Iran head coach Dragan Skocic said it was a “great joy” to watch nationwide celebrations after the country qualified for the 2022 World Cup – starting Nov. 21 in Qatar.
Porto striker Mehdi Taremi scored a second-half winner as Iran beat Iraq 1-0 at Tehran’s Azadi Stadium on Thursday to secure a top two finish in Group A of the Asian qualifiers with three games to spare.
“It was an exceptional game of football, though the result could have been more convincing for us,” Skocic told Croatian channel HRT after leading Iran to a 13th victory in 14 outings since he was appointed to the job in February 2020.
For Skocic, the “almost perfect” qualification campaign has not been an easy task at all as back-to-back defeats against Bahrain and Iraq – under ex-Belgian manager Marc Wilmots – in the preliminary group stage had left the Asian powerhouse’s bid for a third successive qualification hanging in the balance.
“This [achievement] means a lot to the Iranians, given the way the team had started the qualifiers before I took over.
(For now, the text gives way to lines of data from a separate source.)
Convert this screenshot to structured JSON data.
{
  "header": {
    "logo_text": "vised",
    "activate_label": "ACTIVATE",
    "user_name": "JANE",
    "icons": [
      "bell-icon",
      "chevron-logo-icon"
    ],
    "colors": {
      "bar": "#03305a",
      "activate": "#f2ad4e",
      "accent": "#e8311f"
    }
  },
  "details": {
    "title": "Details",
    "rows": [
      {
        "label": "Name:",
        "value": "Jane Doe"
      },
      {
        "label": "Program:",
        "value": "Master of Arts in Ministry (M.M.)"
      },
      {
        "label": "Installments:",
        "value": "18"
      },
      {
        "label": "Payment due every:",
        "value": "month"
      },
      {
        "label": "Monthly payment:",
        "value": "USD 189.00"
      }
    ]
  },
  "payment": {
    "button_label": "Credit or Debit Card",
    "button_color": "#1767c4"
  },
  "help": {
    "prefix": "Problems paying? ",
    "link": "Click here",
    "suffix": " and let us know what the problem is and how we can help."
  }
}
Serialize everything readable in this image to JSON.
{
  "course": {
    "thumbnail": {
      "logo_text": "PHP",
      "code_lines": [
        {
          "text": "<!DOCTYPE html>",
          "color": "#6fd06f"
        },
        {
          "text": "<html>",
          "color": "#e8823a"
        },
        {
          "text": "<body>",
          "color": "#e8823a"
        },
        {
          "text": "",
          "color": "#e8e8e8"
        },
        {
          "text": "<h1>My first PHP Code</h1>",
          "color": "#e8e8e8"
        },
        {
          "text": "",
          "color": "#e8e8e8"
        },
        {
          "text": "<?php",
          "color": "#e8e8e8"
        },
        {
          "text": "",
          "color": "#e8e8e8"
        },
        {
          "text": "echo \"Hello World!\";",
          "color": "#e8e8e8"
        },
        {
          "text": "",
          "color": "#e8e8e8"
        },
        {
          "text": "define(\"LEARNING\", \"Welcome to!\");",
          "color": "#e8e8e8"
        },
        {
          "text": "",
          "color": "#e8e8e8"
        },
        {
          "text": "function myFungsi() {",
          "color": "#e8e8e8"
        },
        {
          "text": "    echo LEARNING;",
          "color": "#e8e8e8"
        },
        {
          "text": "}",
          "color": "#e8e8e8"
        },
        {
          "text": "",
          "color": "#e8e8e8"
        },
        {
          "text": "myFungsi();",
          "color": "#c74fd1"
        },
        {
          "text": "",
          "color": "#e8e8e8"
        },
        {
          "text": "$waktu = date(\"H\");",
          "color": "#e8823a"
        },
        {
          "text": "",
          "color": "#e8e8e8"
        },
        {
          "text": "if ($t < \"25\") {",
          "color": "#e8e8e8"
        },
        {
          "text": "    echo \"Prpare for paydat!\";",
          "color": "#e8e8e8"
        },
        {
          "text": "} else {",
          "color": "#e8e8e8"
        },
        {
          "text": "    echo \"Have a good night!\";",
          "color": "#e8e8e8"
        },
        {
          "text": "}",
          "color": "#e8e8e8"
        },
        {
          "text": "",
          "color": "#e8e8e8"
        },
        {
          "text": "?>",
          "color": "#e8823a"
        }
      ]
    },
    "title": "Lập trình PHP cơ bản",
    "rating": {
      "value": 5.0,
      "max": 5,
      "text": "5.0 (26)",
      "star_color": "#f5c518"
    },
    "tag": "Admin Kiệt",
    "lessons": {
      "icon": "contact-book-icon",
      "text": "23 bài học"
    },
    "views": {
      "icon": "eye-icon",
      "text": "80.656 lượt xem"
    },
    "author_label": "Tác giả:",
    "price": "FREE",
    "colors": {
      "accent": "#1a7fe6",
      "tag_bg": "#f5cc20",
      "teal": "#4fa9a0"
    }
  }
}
So the dominant performance in the qualifiers could only make me feel happy and proud,” said the 53-year-old Croatian.
Thursday’s victory was the sixth in seven Group A matches for Skocic and his team, keeping them two points clear of South Korea on top of the group table, which also features the UAE, Lebanon, Iraq, and Syria.
“The qualifiers have been almost perfect, but there has also been a lot of problems throughout the way. We could not afford to miss a single point in the previous round [when the qualifiers resumed in Bahrain last June], and then there have been all the tight coronavirus restrictions. I can only congratulate the players and the staff for this success,” added Skocic, who had to do without four key players – including first-choice striker Sardar Azmoun – for the Iraq encounter due to COVID-19 infections.
When asked how the scenes of Iranians’ jollification on Thursday night made him feel, Skocic said, “It was truly a great joy. I’ve received many footage of street celebrations from all over the country. Iran is a footballing nation and the game means a lot to the people here.”
Next for Iran is a dead rubber against the UAE on Tuesday and then a double header against South Korea and Lebanon in late March.
Skocic, whose appointment was first met with underestimation and scrutiny among some fans and pundits in the country, is already planning for the main event in Qatar.
“I’ve matured as a coach and I’ve worked so much on myself. I also knew the national team and the mentality of the players, which was a great help when I took charge of the team,” said Skocic, who had spent eight years as a manager in the Iranian club football.
“We’ll have to prepare well [for the final showdown]. We lack quality in certain positions, but we have a strong squad in other areas of the pitch – even on a global scale. We have world-class strikers in the team and I’m confident this group of players can succeed in Qatar,” added Skocic.
Asked about the prospect of an encounter with his home country when the finals draw takes place on April 1, the Croatian said, “Everyone asks me about it, but I really don’t know how to handle it emotionally. I would probably cry. It will be a tempting situation, but let’s wait and see how the draw plays out.”